FIA releases statement after World Motor Sport Council meeting

The 2022 Japanese Grand Prix was likened to the disastrous handling of the same race in 2014.

Pierre Gasly and the entire Formula 1 community are set to receive the answer they’ve been waiting for to the question: why was a recovery vehicle allowed onto the circuit at Suzuka whilst cars were going past in the wet?

The recent Japanese Grand Prix came within “two metres” of being as disastrous as the same race in 2014, where Jules Bianchi crashed underneath a recovery vehicle and sadly died from his injuries in 2015.

At the most recent round, the race was started right at the point when the already falling rain suddenly intensified, making visibility for all drivers extremely poor.

Carlos Sainz found out just how tough the conditions were, after spinning across the circuit and into the wall at Turn 12, after aquaplaning across one of the many rivers on the Japanese venue.

READ: Max Verstappen will ditch Red Bull for another top team

Sainz’s crash brought out a Safety Car on the second lap; however, a recovery vehicle was allowed onto the circuit whilst the pack were going past the site of the Ferrari driver’s crash.

Onboards showed that some drivers had to rapidly turn away from the tractor, due to what appeared to be shock of seeing a recovery vehicle on the track.

Gasly; however, came concerningly close to driving straight into the back of the poorly lit vehicle, after being some way off the pack and therefore driving faster to catch up.

The Frenchman was visibly petrified and equally furious after almost hitting the tractor; however, the AlphaTauri was penalised for driving too fast under what became red flag conditions.

Article continues below

The entire paddock supported the Frenchman and demanded answers from the governing body, after it seemed they’d learnt nothing from Bianchi’s crash.

To their credit, the FIA announced at the time that they’d be carrying out an investigation to find out what happened, and why.

Those answers are set be released in the “coming days” according to an official FIA statement sent out on Wednesday.

“As stated immediately after the race, the FIA has undertaken a thorough analysis of the incidents which took place at the Japanese Grand Prix in Suzuka,” the governing body said in a statement after a World Motor Sport Council meeting in London.

“Procedural issues have been identified and will be corrected in the short and medium term. The findings will be made public in the coming days.”

The incident simply can’t happen ever again, with Gasly having come “two metres” from being “dead”.

“How today can we see a crane, not even in the gravel but on the racetrack while we are still on the track? I don’t understand that,” said Gasly, following the Japanese GP.

“I passed two metres from that crane. If I would have been two metres to the left I would have been dead,” he added.

READ: Nicholas Latifi admits he’s ‘exploring other options’ after Williams axe

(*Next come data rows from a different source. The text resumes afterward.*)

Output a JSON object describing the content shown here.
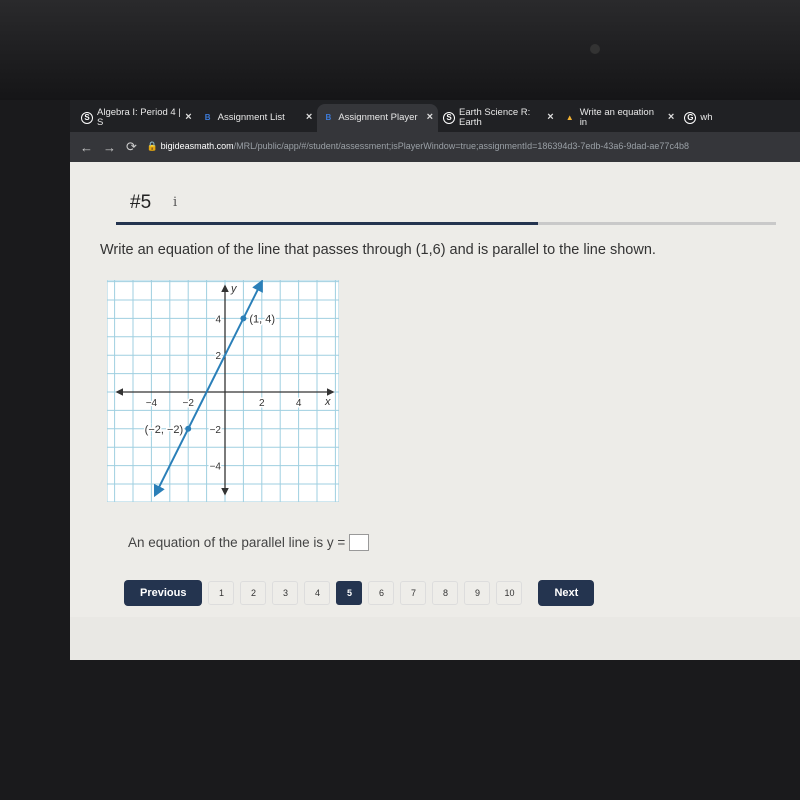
{
  "browser": {
    "tabs": [
      {
        "label": "Algebra I: Period 4 | S",
        "icon": "schoology-icon",
        "color": "#ffffff"
      },
      {
        "label": "Assignment List",
        "icon": "bigideas-icon",
        "color": "#3d7bd9"
      },
      {
        "label": "Assignment Player",
        "icon": "bigideas-icon",
        "color": "#3d7bd9",
        "active": true
      },
      {
        "label": "Earth Science R: Earth",
        "icon": "schoology-icon",
        "color": "#ffffff"
      },
      {
        "label": "Write an equation in",
        "icon": "brainly-icon",
        "color": "#f2b233"
      },
      {
        "label": "wh",
        "icon": "google-icon",
        "color": "#ffffff"
      }
    ],
    "close_glyph": "×",
    "url_domain": "bigideasmath.com",
    "url_path": "/MRL/public/app/#/student/assessment;isPlayerWindow=true;assignmentId=186394d3-7edb-43a6-9dad-ae77c4b8"
  },
  "question": {
    "number": "#5",
    "info": "i",
    "prompt": "Write an equation of the line that passes through (1,6) and is parallel to the line shown.",
    "answer_label": "An equation of the parallel line is y =",
    "answer_value": "",
    "progress_percent": 64
  },
  "graph": {
    "x_label": "x",
    "y_label": "y",
    "x_ticks": [
      {
        "v": -4,
        "t": "−4"
      },
      {
        "v": -2,
        "t": "−2"
      },
      {
        "v": 2,
        "t": "2"
      },
      {
        "v": 4,
        "t": "4"
      }
    ],
    "y_ticks": [
      {
        "v": 4,
        "t": "4"
      },
      {
        "v": 2,
        "t": "2"
      },
      {
        "v": -2,
        "t": "−2"
      },
      {
        "v": -4,
        "t": "−4"
      }
    ],
    "points": [
      {
        "x": 1,
        "y": 4,
        "label": "(1, 4)"
      },
      {
        "x": -2,
        "y": -2,
        "label": "(−2, −2)"
      }
    ],
    "line_color": "#2a7fb8",
    "grid_color": "#9fcfe0"
  },
  "pager": {
    "previous": "Previous",
    "next": "Next",
    "pages": [
      "1",
      "2",
      "3",
      "4",
      "5",
      "6",
      "7",
      "8",
      "9",
      "10"
    ],
    "current": "5"
  },
  "taskbar": {
    "icons": [
      {
        "name": "windows-start-icon",
        "color": "#1b74d8"
      },
      {
        "name": "search-icon",
        "color": "#333333"
      },
      {
        "name": "task-view-icon",
        "color": "#222222"
      },
      {
        "name": "chrome-icon",
        "color": "#e8a020"
      },
      {
        "name": "edge-icon",
        "color": "#1a9bd7"
      },
      {
        "name": "file-explorer-icon",
        "color": "#f2c230"
      },
      {
        "name": "store-icon",
        "color": "#2a5aa0"
      },
      {
        "name": "pinterest-icon",
        "color": "#d0223a"
      },
      {
        "name": "spotify-icon",
        "color": "#1db954"
      },
      {
        "name": "onenote-icon",
        "color": "#7b3fb0"
      },
      {
        "name": "word-icon",
        "color": "#2b62c0"
      }
    ]
  }
}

Red Bull’s Sergio Pérez was “so angry” after the race in Japan, where he like most of the paddock demanded that the tractor “situation” is never repeated “ever again”.

“What happened today just makes me so angry,” said the Mexican after the race.

“I just hope everybody in the sport will never get to see this situation ever again.”